But I doubt I am alone in wanting to hear more about the decision-making process.
Former IOC President Jacques Rogge once told me that a proposal by Doha 2020 to stage the Games in September and October “would be accepted”, subject to IOC conclusions regarding a supplementary report on “the temperature issue”.
However, the bid was subsequently axed after a Working Group report said the Qatari city would need to “construct and test the substantial amount of new infrastructure needed” to host the Games.
If global warming continues at its present rate, it is hard to imagine in any case that we will not revert, sooner rather than later, to a situation in which Summer Olympics are sometimes staged in the northern-hemisphere autumn or even spring.
After all, after much kerfuffle, we are on course in three years for a winter FIFA World Cup.
Talking of football, the recently released 2019 FIFA Women’s World Cup viewing figures make plain that the old-fashioned in-home telly has well and truly lost its grip on our sports-watching habits.
While 993.5 million watched a minute or more of the tournament on their TVs, an estimated 481.5 million did so on digital platforms.
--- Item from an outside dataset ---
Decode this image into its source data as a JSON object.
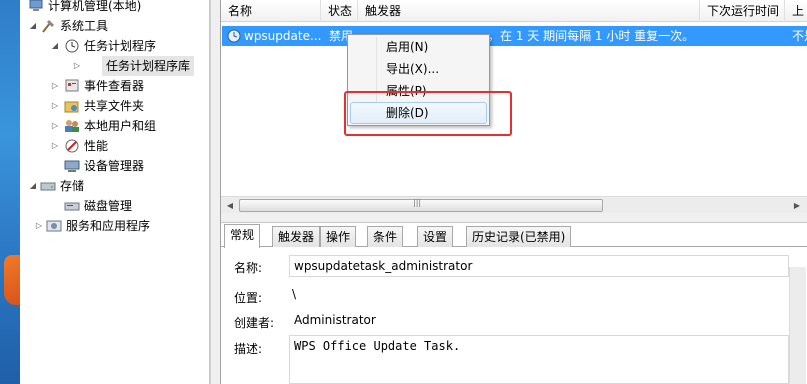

That is considered well over five times as many as four years ago.
Of the 263.6 million who watched a minute or more of the final, almost a third – 85.5 million – were out-of-home or digital-only viewers.
More than half – 58 per cent – of the competition’s digital viewers were based in a single country; yes, China.
With China set to host major upcoming events such as the 2022 Winter Olympics and Paralympics and, seemingly, the 2021 FIFA Club World Cup, you have to think it will not be long before some big televised set-piece sports occasions find themselves with more digital viewers than TV-watchers.
Republished with permission from insidethegames.biz.